» YOUR ASSIGNMENT
Check each line of the data below for the word "CONTA", then extract the ones that have it.

-- Opening Marker --

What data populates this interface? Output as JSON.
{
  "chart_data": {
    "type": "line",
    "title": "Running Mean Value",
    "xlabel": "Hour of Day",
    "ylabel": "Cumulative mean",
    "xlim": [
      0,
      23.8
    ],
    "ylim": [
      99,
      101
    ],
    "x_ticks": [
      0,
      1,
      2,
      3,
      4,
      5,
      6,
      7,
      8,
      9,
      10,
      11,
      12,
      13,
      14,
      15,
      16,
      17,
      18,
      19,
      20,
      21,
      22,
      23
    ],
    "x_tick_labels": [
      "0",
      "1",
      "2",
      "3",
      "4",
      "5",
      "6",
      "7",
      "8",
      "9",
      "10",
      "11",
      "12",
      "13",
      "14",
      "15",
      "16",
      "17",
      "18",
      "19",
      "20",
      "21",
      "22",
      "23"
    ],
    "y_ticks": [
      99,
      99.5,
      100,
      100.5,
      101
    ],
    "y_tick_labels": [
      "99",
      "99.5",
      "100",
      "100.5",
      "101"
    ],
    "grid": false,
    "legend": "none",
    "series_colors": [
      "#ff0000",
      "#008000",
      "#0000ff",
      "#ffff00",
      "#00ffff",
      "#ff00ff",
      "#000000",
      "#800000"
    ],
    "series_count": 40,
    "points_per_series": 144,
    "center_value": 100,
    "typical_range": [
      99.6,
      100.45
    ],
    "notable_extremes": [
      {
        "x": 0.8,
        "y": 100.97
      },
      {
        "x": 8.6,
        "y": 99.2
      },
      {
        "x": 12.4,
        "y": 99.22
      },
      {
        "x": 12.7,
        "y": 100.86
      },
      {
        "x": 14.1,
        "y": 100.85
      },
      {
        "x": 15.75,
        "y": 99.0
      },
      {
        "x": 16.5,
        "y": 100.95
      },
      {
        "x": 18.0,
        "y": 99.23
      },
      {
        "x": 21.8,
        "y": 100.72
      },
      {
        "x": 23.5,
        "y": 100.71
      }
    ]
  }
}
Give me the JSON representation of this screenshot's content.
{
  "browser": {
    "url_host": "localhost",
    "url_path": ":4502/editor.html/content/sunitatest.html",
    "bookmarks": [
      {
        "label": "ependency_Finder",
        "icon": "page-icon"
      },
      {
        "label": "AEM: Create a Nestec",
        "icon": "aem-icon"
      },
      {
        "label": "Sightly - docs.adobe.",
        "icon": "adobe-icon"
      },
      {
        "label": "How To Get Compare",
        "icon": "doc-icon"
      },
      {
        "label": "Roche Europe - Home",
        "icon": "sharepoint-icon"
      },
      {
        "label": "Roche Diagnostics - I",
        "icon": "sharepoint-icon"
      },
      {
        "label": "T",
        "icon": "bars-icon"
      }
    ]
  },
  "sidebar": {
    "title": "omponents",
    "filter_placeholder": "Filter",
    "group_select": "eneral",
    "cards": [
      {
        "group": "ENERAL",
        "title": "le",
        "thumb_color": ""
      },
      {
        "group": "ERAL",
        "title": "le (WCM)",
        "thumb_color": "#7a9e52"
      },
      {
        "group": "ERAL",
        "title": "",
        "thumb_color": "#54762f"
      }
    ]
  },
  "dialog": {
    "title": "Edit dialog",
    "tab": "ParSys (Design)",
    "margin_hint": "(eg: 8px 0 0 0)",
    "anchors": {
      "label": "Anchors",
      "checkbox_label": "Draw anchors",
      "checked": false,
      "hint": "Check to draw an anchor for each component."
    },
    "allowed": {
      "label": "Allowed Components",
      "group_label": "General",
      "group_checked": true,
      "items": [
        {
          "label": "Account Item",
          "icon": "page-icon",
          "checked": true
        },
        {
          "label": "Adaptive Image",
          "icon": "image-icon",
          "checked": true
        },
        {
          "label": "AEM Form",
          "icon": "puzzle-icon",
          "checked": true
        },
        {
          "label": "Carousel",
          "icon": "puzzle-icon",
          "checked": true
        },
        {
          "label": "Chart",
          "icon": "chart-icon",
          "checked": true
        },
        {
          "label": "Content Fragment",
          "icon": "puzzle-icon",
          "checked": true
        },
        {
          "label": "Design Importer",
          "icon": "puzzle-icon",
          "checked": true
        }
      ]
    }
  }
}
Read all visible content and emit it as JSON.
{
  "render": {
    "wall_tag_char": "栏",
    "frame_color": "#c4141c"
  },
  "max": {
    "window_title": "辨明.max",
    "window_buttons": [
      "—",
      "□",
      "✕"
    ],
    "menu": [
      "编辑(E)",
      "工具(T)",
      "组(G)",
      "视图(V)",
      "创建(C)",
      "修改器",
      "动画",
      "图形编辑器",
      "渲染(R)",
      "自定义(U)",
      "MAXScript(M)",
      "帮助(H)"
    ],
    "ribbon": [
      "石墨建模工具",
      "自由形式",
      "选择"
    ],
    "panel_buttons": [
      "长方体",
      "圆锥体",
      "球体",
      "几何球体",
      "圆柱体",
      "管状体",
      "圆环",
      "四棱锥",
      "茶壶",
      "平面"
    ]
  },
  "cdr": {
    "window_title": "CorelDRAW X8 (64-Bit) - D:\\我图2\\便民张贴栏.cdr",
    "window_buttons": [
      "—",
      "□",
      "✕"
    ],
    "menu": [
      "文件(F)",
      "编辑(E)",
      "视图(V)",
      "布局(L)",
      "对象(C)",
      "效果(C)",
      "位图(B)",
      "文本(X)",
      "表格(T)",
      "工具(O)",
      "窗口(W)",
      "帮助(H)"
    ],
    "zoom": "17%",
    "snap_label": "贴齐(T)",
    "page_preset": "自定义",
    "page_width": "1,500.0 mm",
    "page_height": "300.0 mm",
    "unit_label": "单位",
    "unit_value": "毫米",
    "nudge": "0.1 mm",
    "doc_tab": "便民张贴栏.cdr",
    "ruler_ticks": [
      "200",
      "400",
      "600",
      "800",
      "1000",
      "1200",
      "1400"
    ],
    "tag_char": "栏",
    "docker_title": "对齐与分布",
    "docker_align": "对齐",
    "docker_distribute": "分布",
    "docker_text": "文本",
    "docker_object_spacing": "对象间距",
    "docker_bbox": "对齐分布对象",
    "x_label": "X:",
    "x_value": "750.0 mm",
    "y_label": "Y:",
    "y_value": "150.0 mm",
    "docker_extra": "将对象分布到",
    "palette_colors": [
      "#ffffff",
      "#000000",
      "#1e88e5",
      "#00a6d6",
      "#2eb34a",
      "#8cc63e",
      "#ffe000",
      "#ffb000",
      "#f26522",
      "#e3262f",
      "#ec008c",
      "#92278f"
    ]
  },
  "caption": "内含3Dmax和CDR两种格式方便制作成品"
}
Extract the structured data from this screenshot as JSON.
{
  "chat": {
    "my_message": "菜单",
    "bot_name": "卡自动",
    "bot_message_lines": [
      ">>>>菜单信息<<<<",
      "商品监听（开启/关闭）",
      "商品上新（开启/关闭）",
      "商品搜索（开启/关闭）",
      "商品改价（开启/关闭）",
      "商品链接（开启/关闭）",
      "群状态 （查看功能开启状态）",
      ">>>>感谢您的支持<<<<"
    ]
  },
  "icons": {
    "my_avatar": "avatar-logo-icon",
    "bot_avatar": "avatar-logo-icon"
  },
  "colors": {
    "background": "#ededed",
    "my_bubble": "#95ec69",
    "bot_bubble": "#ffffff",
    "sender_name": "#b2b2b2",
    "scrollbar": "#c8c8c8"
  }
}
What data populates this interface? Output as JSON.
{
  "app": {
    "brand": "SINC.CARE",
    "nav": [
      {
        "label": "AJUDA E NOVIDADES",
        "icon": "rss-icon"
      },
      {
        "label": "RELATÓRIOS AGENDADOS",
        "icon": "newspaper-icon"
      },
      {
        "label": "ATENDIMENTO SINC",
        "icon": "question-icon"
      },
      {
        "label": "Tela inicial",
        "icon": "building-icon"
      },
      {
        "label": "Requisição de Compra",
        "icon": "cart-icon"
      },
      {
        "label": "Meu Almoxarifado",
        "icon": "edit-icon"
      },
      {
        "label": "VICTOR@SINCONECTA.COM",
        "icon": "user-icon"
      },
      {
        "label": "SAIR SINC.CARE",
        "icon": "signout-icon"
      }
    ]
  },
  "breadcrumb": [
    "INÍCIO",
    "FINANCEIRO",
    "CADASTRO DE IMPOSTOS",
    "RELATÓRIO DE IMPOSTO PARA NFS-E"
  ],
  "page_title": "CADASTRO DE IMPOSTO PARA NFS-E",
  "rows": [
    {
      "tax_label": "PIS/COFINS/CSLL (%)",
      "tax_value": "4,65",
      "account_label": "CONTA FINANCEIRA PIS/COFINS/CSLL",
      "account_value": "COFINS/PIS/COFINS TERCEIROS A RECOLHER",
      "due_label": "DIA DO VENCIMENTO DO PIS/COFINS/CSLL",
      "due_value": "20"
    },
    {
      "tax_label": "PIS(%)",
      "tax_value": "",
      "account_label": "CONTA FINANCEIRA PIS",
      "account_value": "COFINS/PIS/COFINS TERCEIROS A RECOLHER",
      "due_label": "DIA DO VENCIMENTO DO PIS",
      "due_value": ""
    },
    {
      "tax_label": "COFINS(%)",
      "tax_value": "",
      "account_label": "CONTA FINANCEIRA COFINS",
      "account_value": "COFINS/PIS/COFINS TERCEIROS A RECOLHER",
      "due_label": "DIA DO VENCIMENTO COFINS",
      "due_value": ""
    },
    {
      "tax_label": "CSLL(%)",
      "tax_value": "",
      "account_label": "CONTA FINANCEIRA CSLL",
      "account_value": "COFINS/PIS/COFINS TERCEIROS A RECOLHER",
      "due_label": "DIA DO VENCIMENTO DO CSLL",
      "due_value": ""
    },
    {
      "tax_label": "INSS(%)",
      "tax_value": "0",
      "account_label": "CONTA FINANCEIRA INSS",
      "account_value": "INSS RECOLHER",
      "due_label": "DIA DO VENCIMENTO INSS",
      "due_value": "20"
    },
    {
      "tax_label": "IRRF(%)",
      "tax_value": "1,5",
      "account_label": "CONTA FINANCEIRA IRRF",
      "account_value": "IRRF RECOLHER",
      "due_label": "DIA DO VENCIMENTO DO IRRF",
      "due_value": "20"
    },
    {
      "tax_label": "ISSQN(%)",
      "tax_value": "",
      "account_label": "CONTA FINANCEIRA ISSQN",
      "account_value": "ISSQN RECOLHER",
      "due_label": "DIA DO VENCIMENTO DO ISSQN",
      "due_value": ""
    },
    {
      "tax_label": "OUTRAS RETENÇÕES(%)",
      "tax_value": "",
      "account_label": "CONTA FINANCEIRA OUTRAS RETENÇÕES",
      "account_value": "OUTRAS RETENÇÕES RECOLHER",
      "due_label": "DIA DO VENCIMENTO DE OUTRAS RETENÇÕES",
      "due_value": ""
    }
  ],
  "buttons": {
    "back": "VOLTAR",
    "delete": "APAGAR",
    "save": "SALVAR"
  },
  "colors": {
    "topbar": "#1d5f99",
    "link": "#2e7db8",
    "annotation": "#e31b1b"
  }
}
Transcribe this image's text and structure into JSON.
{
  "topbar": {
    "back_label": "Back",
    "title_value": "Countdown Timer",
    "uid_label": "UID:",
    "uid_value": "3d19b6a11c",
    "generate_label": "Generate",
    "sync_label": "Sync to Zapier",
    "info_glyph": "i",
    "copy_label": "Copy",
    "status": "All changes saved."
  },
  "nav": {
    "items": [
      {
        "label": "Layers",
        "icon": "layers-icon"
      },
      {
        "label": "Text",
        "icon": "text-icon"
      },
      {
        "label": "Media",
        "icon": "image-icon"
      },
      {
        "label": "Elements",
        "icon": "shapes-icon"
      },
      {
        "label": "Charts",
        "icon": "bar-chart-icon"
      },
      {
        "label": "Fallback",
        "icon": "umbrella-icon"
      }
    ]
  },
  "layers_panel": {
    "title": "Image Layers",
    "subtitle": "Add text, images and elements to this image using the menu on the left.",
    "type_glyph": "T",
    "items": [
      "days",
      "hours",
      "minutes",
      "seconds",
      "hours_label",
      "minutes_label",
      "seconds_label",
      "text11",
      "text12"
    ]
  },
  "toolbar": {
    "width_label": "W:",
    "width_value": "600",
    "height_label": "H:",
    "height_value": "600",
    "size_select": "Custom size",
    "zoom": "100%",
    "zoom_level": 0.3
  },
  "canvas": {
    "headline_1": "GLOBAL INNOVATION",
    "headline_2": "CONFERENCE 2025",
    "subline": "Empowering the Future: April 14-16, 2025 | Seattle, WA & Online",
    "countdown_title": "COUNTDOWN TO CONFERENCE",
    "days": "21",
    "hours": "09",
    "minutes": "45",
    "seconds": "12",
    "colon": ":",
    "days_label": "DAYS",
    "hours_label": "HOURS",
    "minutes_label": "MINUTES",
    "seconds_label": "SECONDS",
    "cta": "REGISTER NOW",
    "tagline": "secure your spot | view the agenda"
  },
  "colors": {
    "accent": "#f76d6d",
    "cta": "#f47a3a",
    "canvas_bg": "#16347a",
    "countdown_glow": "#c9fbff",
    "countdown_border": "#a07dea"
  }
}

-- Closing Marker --

» EXERCISE ANSWER
      "account_label": "CONTA FINANCEIRA PIS/COFINS/CSLL",
      "account_label": "CONTA FINANCEIRA PIS",
      "account_label": "CONTA FINANCEIRA COFINS",
      "account_label": "CONTA FINANCEIRA CSLL",
      "account_label": "CONTA FINANCEIRA INSS",
      "account_label": "CONTA FINANCEIRA IRRF",
      "account_label": "CONTA FINANCEIRA ISSQN",
      "account_label": "CONTA FINANCEIRA OUTRAS RETENÇÕES",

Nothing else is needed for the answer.